There are thousands of different grape varieties that are grown all over the world. And they all produce different types of wine. Some of them are ideal for producing light, crisp white wines, whereas others are perfect for producing rich, heavy red wines.

On top of that, there are a whole bunch of other factors that affect how a wine turns out. Like the where the grapes were grown, the wine-making process, and even the weather that year. That’s why there are so many different types of wines out there. Even within grape varieties, the wines can taste totally different.

But for the time being, you don’t need to know about that. The most important factor that determines how a wine will taste is the grape variety. Which is why you need to learn about grape varieties first before you to look into anything else.

Do you need to know about every single grape variety on the planet?

Of course, you don’t. A lot of those grapes don’t even produce wines. There are only a few that you’ll find in everywhere around the world. These are the grapes varieties that my sommelier friend referred to as the most important. And these are the grape varieties you want to know well because you’ll always be serving them.

Why is Wine Interesting?

I get this question a lot, especially from my non-bartending friends. And the best way I’ve learned how to answer it is by comparing a glass of wine to an orchestra.

When a trained musician listens to an orchestra (or band) playing anything, they’re able to tune in to and listen to the different instruments playing. For example, they’ll be able to hear the violas, the violins, and the drums each playing their parts separately.

Whereas someone who is untrained just hears the sounds altogether. They haven’t learned how to detect the individual instruments. Of course, they can still enjoy the music, but they can’t appreciate the music anywhere near as much as someone who hears the separate parts that make up the whole.

A glass of wine is very similar. Except instead of using your sense of hearing to pick up different sounds and instruments, you use your senses of taste and smell to pick up different scents & flavors.

Tobacco, chocolate, mint, citrus, leather, cherry, apple, pear and even sweaty socks are all flavors that the astute wine drinker can pick up in a glass of wine. To me, the idea that a grape completely unrelated to those items can replicate those flavors is fascinating.

Then you’ve got drinking wine with food, getting drunk on vineyards, celebrating with a glass of sparkling, and seducing potential partners over a few bottles of Pinot Noir.

And these are just some of the reason why people become completely obsessed with wine.

Learn About Wine

Whether it’s because you’re a bartender and you’re actually interested in the subject. Or simply because you’ve realized that knowing about wine is an important part of your job. It’s great to have you on board.

One of the side benefits you’re going to get from learning about wine is that you’ll develop skills that will help you in other areas of bartending. You’ll learn the principles of matching drinks with food. Whether that’s beer, wine, or cocktails. You’ll learn how to engage your senses of taste & smell when you taste anything. You’ll learn how to describe what a drink tastes like and how to recommend them to customers.
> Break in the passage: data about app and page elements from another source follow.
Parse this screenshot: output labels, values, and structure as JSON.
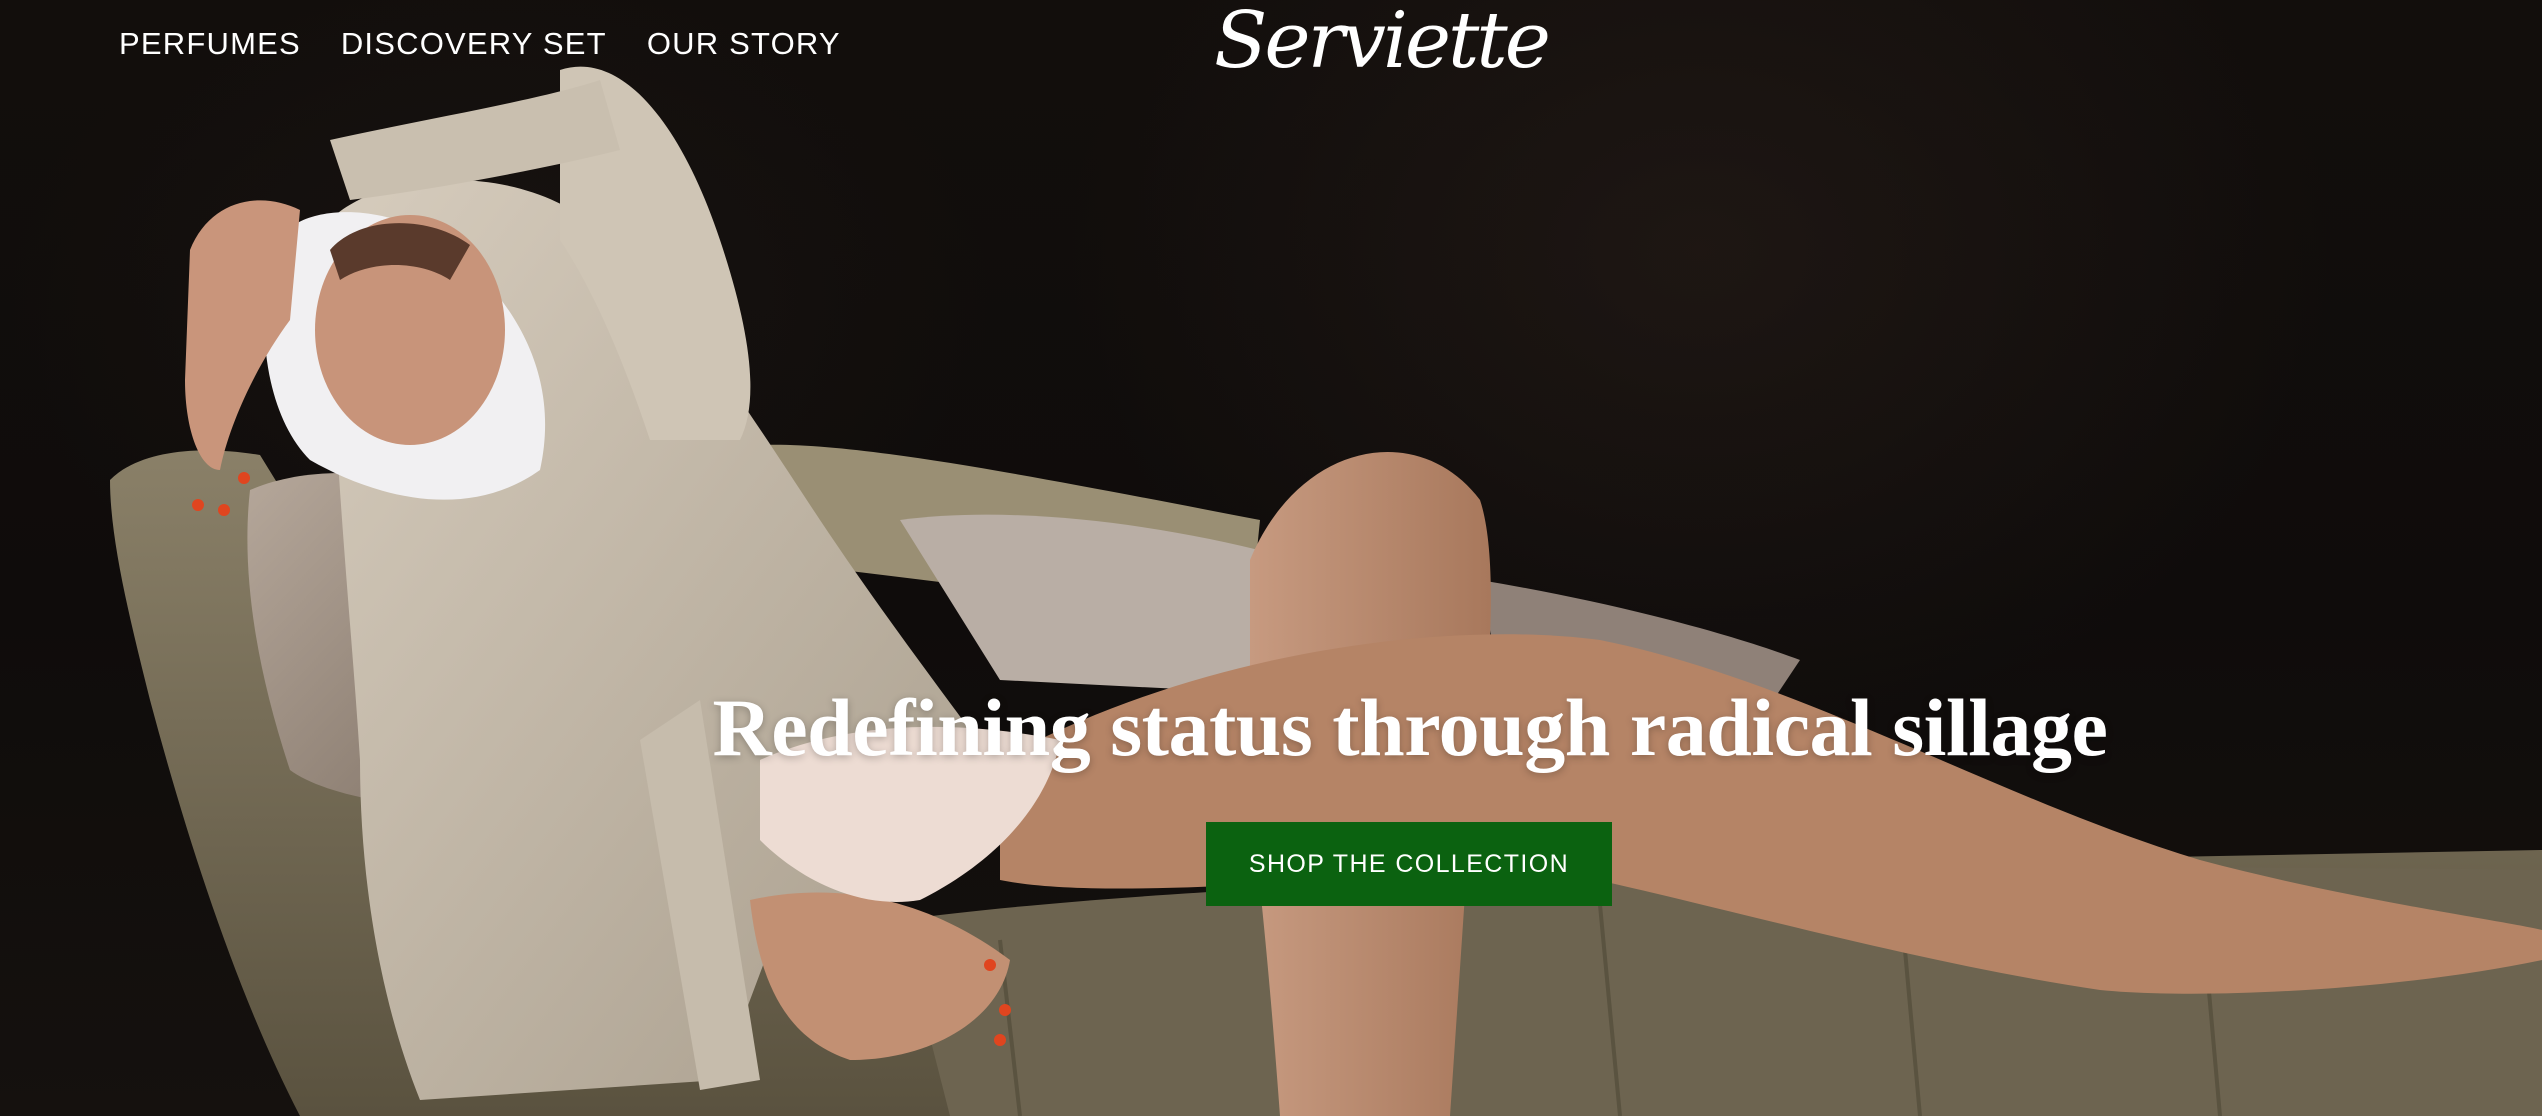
{
  "nav": {
    "links": [
      "PERFUMES",
      "DISCOVERY SET",
      "OUR STORY"
    ]
  },
  "brand": {
    "logo_text": "Serviette"
  },
  "hero": {
    "headline": "Redefining status through radical sillage",
    "cta_label": "SHOP THE COLLECTION",
    "image": "woman reclining on chaise lounge"
  },
  "colors": {
    "background": "#0d0b0a",
    "cta": "#0b6210",
    "text": "#ffffff"
  }
}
And finally, you’ll start to learn what you like in a glass of wine. So the next time you’re out at a restaurant on a date or with a friend, not only will you be able to navigate the wine list like a seasoned expert, but you’ll also be able to find exactly what you’re looking for.

Click here to go to part 2: How to Taste Wine, Describe Wine, and the Basics of Food & Wine Pairings 
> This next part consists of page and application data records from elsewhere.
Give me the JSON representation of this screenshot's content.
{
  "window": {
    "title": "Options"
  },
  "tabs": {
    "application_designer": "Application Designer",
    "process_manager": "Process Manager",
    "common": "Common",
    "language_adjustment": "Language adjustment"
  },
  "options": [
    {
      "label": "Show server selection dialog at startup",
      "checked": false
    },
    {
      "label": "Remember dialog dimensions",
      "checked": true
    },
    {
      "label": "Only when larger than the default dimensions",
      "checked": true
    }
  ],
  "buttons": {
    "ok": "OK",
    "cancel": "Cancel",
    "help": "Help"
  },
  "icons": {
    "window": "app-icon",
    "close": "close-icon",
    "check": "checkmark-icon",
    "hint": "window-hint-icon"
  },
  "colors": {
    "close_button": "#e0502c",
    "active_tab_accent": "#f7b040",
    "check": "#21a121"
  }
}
Share:

7 thoughts on “The Essential Bartender’s Guide to Becoming a Wine Expert: Part 1”

  1. This is a fantastic read I am the head sommelier in work and I am forever teaching my staff about wine from the very basic to a higher level I completely understand where you are coming from and if you don’t mind might use this in my staff training as some reading material
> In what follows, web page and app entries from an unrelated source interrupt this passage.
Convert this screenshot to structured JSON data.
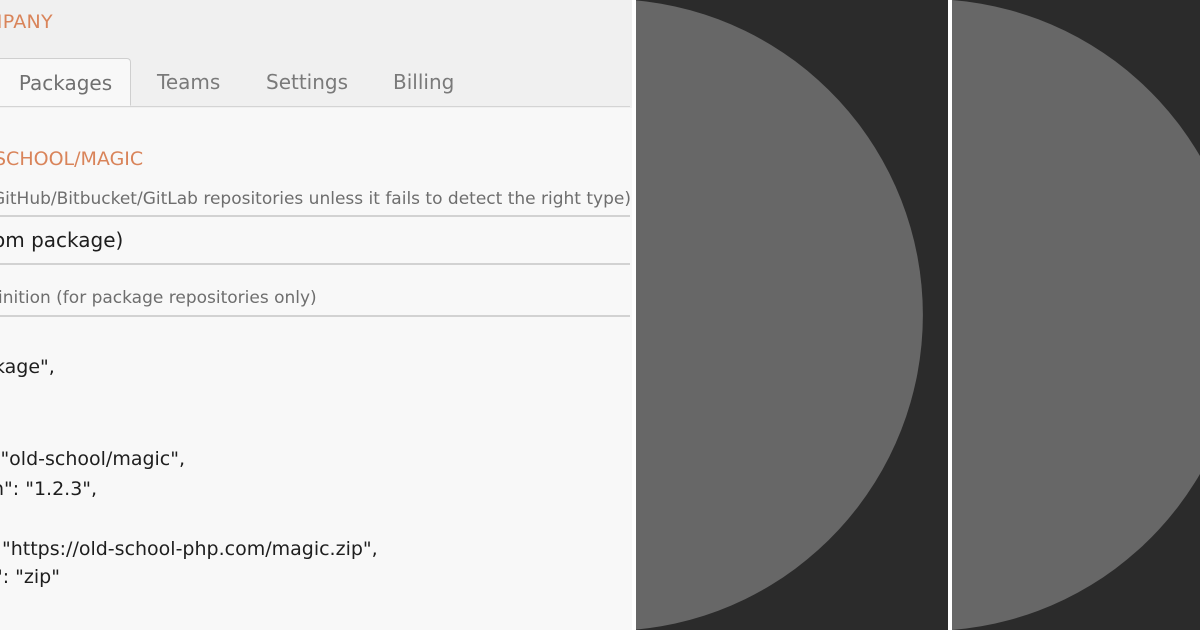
{
  "header": {
    "company_title": "MPANY"
  },
  "tabs": [
    {
      "label": "Packages",
      "active": true
    },
    {
      "label": "Teams",
      "active": false
    },
    {
      "label": "Settings",
      "active": false
    },
    {
      "label": "Billing",
      "active": false
    }
  ],
  "package": {
    "name": "SCHOOL/MAGIC",
    "repository_type_help": "GitHub/Bitbucket/GitLab repositories unless it fails to detect the right type)",
    "repository_type_value": "om package)",
    "definition_help": "finition (for package repositories only)"
  },
  "code": {
    "lines": [
      "kage\",",
      ": \"old-school/magic\",",
      "n\": \"1.2.3\",",
      "\"https://old-school-php.com/magic.zip\",",
      "\": \"zip\""
    ]
  },
  "colors": {
    "accent": "#d9845a",
    "panel_background": "#f8f8f8",
    "dark_background": "#2b2b2b",
    "circle_fill": "#676767"
  }
}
    1. Thanks for the feedback mate! And of course, use it however you want. Hopefully the rest of the series will meet your expectations 🙂

Leave a Comment

Your email address will not be published. Required fields are marked *